= MATERIAL FOR THIS TASK =
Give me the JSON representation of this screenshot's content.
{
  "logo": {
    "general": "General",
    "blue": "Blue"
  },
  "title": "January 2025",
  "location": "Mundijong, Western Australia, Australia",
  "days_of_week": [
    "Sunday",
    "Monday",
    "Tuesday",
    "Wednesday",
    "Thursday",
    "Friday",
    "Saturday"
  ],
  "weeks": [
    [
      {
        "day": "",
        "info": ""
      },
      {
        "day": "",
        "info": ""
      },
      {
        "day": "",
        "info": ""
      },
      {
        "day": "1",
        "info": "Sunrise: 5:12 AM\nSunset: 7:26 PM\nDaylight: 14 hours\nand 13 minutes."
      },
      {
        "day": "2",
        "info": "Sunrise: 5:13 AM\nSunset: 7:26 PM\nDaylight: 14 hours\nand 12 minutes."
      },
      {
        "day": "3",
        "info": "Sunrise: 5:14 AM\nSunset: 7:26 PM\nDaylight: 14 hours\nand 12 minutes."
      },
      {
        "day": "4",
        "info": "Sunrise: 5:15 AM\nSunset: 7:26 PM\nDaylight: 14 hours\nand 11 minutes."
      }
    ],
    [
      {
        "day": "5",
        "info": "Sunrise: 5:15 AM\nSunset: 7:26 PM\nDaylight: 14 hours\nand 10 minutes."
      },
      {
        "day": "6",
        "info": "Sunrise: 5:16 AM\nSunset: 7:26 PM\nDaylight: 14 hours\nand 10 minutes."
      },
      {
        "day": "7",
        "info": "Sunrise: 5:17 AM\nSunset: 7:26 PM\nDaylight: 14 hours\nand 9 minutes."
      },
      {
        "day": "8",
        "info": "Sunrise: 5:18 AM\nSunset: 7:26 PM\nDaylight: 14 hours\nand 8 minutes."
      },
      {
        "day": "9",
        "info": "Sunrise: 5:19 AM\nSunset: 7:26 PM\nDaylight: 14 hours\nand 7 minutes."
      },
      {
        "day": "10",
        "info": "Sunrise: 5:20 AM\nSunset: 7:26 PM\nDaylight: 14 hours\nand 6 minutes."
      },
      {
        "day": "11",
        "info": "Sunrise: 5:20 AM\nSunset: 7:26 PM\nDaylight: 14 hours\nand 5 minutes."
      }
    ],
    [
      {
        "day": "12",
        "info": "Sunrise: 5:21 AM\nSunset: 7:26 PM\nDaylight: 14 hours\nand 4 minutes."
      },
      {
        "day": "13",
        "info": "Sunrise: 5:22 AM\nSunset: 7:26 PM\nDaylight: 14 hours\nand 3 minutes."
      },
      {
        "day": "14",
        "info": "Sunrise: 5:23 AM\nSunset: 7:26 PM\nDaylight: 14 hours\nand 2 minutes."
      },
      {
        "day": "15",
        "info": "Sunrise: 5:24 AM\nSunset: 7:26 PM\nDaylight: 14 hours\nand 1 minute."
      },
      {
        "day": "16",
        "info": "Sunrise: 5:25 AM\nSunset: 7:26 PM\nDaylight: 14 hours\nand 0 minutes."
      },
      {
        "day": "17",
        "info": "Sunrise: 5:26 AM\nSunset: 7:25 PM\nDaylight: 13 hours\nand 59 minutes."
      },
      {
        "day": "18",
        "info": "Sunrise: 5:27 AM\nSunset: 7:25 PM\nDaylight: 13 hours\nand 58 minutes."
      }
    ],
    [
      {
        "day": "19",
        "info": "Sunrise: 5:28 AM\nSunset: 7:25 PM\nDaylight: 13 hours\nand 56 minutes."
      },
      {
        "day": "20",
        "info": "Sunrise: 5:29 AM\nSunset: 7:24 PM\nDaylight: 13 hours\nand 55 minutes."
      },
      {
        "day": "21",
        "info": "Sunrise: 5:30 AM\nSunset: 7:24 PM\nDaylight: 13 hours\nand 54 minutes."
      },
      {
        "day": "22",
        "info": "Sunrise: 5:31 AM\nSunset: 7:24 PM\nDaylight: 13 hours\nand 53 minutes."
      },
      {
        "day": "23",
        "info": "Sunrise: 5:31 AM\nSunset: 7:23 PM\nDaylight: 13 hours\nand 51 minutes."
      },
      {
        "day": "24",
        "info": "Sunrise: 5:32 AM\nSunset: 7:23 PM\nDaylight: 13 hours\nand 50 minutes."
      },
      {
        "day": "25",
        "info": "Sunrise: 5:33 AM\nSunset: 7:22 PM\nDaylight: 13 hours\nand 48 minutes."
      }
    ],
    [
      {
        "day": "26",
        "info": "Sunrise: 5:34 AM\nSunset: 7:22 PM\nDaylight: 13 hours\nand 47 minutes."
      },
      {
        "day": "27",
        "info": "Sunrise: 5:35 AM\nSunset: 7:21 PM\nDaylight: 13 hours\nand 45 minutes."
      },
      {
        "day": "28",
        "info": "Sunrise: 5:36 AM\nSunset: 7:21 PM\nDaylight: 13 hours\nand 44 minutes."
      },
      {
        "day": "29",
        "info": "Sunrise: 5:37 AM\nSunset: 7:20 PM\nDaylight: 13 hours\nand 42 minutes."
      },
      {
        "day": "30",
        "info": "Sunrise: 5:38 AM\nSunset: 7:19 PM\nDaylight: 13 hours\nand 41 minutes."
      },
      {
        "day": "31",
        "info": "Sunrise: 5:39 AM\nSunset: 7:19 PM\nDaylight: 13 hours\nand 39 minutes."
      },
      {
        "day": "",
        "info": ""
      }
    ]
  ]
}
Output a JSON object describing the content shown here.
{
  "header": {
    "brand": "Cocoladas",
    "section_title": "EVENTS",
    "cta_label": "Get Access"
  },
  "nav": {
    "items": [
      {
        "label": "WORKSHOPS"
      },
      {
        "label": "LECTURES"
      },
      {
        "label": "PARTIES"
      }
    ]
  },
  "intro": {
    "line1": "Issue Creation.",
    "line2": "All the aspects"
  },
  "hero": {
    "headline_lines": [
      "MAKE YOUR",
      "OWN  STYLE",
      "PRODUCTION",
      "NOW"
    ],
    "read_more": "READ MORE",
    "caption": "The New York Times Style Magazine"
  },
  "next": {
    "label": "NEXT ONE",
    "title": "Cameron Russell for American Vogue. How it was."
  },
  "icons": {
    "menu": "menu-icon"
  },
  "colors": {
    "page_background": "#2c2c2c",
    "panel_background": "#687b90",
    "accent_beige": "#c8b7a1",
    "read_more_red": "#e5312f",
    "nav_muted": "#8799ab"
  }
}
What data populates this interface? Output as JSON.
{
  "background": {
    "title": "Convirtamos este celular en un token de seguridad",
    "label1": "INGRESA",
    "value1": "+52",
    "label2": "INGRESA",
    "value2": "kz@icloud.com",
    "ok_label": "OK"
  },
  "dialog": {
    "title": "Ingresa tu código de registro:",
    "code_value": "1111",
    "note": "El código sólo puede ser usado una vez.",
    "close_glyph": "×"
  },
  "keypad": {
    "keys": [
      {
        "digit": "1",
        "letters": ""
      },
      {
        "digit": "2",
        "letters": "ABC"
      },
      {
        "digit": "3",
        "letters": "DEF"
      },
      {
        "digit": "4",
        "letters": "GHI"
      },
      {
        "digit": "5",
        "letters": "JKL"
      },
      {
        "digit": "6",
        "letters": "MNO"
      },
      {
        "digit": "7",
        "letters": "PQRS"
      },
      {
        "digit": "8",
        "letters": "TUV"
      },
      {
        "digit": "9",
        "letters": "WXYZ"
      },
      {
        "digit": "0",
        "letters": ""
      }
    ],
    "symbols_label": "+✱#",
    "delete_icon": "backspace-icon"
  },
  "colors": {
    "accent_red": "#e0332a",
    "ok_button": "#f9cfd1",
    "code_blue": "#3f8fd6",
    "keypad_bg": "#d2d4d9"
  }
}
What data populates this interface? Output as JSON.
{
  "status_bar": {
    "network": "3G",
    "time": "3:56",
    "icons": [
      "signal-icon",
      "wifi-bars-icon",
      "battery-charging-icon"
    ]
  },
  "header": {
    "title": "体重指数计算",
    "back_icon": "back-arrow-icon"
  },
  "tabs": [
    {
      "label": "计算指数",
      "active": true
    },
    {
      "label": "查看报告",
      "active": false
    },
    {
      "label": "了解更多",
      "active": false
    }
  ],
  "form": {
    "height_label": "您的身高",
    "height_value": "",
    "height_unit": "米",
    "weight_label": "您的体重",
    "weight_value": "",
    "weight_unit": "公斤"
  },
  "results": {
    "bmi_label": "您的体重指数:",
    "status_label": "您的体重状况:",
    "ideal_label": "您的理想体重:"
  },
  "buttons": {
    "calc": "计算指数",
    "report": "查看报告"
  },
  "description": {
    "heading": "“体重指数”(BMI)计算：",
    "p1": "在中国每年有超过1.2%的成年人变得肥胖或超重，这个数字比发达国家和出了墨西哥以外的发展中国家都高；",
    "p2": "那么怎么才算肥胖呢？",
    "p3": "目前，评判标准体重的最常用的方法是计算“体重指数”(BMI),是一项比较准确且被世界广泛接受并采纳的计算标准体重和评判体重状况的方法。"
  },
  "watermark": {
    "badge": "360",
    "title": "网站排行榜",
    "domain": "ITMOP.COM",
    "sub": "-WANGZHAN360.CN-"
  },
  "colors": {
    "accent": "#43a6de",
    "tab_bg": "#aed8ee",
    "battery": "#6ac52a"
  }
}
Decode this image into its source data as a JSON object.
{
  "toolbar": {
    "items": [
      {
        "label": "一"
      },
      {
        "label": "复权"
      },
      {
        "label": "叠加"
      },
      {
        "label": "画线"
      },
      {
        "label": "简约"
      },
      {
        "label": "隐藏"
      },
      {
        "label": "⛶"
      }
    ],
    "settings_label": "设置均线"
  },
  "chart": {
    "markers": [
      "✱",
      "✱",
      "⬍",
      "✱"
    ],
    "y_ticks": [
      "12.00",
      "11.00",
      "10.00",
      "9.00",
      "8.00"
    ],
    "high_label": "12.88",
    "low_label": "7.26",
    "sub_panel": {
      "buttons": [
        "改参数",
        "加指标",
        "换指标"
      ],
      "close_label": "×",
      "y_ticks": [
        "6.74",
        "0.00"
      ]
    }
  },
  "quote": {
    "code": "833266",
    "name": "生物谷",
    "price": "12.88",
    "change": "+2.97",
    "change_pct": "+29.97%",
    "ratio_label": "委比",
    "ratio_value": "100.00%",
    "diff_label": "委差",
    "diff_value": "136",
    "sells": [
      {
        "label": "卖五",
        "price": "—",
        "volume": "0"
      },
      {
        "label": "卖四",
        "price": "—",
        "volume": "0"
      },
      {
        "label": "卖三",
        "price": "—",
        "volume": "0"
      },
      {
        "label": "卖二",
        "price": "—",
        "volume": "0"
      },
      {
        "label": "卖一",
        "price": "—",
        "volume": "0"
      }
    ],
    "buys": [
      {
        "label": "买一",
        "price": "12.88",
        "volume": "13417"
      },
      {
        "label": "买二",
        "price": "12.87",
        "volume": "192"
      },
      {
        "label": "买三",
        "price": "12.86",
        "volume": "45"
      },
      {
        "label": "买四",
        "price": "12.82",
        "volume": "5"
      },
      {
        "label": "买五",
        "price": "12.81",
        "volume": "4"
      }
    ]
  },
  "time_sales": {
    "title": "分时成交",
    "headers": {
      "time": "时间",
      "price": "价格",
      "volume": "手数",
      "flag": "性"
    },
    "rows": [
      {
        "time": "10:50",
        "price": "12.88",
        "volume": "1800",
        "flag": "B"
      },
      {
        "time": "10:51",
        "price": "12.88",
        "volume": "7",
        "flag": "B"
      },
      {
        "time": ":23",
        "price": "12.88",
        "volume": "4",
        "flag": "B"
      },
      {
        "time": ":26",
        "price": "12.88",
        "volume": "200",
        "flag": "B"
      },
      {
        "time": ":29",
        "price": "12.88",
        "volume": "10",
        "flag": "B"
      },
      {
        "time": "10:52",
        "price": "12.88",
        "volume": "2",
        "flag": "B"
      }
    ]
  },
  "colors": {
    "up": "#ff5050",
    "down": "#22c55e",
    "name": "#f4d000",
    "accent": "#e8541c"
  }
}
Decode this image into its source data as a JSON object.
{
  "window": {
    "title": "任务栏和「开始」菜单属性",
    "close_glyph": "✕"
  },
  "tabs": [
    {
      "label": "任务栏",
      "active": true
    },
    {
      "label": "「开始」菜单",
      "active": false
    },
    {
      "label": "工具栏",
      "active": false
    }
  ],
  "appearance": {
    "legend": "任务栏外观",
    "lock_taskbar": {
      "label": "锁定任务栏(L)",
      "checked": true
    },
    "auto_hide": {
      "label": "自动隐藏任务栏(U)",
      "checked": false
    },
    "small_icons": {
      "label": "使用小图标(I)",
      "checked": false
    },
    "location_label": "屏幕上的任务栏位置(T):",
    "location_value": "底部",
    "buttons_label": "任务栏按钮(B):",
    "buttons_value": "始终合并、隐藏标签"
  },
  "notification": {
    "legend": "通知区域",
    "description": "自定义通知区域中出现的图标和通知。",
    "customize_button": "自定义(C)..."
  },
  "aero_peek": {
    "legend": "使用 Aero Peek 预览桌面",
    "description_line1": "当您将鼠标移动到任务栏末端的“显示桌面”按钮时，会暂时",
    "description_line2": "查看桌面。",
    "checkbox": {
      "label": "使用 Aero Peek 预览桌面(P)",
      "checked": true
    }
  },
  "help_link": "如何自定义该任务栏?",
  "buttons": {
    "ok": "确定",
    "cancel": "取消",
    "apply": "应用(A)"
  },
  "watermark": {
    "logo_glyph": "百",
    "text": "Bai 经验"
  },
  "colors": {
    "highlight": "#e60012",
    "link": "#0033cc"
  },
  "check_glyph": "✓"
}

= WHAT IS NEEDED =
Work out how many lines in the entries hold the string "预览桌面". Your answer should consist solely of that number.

= SOLUTION TO THE EXERCISE =
2